Exercise details - Would you return every entry, exactly as it is written?

Information supplied -
------------------------------------------------------------------------
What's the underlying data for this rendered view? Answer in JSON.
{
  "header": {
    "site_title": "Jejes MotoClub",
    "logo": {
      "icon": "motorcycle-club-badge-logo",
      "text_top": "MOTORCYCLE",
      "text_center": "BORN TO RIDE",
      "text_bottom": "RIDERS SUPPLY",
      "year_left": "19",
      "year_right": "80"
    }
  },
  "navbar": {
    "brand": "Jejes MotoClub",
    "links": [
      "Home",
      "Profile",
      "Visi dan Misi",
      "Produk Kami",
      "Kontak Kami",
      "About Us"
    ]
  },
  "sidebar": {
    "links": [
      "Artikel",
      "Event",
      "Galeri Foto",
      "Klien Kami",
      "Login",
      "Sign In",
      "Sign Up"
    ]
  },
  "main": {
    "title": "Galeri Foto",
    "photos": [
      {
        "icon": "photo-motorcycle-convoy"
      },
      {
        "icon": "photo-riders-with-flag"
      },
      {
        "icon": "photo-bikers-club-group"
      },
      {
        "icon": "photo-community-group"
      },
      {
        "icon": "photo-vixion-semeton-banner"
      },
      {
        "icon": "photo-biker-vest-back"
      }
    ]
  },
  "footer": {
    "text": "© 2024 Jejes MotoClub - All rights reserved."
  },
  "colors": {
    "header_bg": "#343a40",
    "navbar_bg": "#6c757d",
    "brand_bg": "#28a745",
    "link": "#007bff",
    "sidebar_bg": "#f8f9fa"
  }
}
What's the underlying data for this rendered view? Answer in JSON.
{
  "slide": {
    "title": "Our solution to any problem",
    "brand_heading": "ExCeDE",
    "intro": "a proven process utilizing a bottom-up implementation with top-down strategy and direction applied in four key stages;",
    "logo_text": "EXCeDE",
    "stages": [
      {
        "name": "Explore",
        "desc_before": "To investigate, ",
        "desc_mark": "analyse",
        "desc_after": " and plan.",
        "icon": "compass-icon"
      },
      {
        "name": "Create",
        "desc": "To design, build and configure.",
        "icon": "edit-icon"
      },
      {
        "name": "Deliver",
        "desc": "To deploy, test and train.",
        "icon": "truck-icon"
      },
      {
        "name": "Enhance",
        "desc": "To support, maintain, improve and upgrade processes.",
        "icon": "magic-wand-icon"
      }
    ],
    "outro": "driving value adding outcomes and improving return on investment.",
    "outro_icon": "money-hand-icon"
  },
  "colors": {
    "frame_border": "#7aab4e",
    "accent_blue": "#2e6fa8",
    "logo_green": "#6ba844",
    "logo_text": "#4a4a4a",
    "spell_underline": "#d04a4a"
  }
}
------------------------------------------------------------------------
Exercise result -
What's the underlying data for this rendered view? Answer in JSON.
{
  "header": {
    "site_title": "Jejes MotoClub",
    "logo": {
      "icon": "motorcycle-club-badge-logo",
      "text_top": "MOTORCYCLE",
      "text_center": "BORN TO RIDE",
      "text_bottom": "RIDERS SUPPLY",
      "year_left": "19",
      "year_right": "80"
    }
  },
  "navbar": {
    "brand": "Jejes MotoClub",
    "links": [
      "Home",
      "Profile",
      "Visi dan Misi",
      "Produk Kami",
      "Kontak Kami",
      "About Us"
    ]
  },
  "sidebar": {
    "links": [
      "Artikel",
      "Event",
      "Galeri Foto",
      "Klien Kami",
      "Login",
      "Sign In",
      "Sign Up"
    ]
  },
  "main": {
    "title": "Galeri Foto",
    "photos": [
      {
        "icon": "photo-motorcycle-convoy"
      },
      {
        "icon": "photo-riders-with-flag"
      },
      {
        "icon": "photo-bikers-club-group"
      },
      {
        "icon": "photo-community-group"
      },
      {
        "icon": "photo-vixion-semeton-banner"
      },
      {
        "icon": "photo-biker-vest-back"
      }
    ]
  },
  "footer": {
    "text": "© 2024 Jejes MotoClub - All rights reserved."
  },
  "colors": {
    "header_bg": "#343a40",
    "navbar_bg": "#6c757d",
    "brand_bg": "#28a745",
    "link": "#007bff",
    "sidebar_bg": "#f8f9fa"
  }
}
What's the underlying data for this rendered view? Answer in JSON.
{
  "slide": {
    "title": "Our solution to any problem",
    "brand_heading": "ExCeDE",
    "intro": "a proven process utilizing a bottom-up implementation with top-down strategy and direction applied in four key stages;",
    "logo_text": "EXCeDE",
    "stages": [
      {
        "name": "Explore",
        "desc_before": "To investigate, ",
        "desc_mark": "analyse",
        "desc_after": " and plan.",
        "icon": "compass-icon"
      },
      {
        "name": "Create",
        "desc": "To design, build and configure.",
        "icon": "edit-icon"
      },
      {
        "name": "Deliver",
        "desc": "To deploy, test and train.",
        "icon": "truck-icon"
      },
      {
        "name": "Enhance",
        "desc": "To support, maintain, improve and upgrade processes.",
        "icon": "magic-wand-icon"
      }
    ],
    "outro": "driving value adding outcomes and improving return on investment.",
    "outro_icon": "money-hand-icon"
  },
  "colors": {
    "frame_border": "#7aab4e",
    "accent_blue": "#2e6fa8",
    "logo_green": "#6ba844",
    "logo_text": "#4a4a4a",
    "spell_underline": "#d04a4a"
  }
}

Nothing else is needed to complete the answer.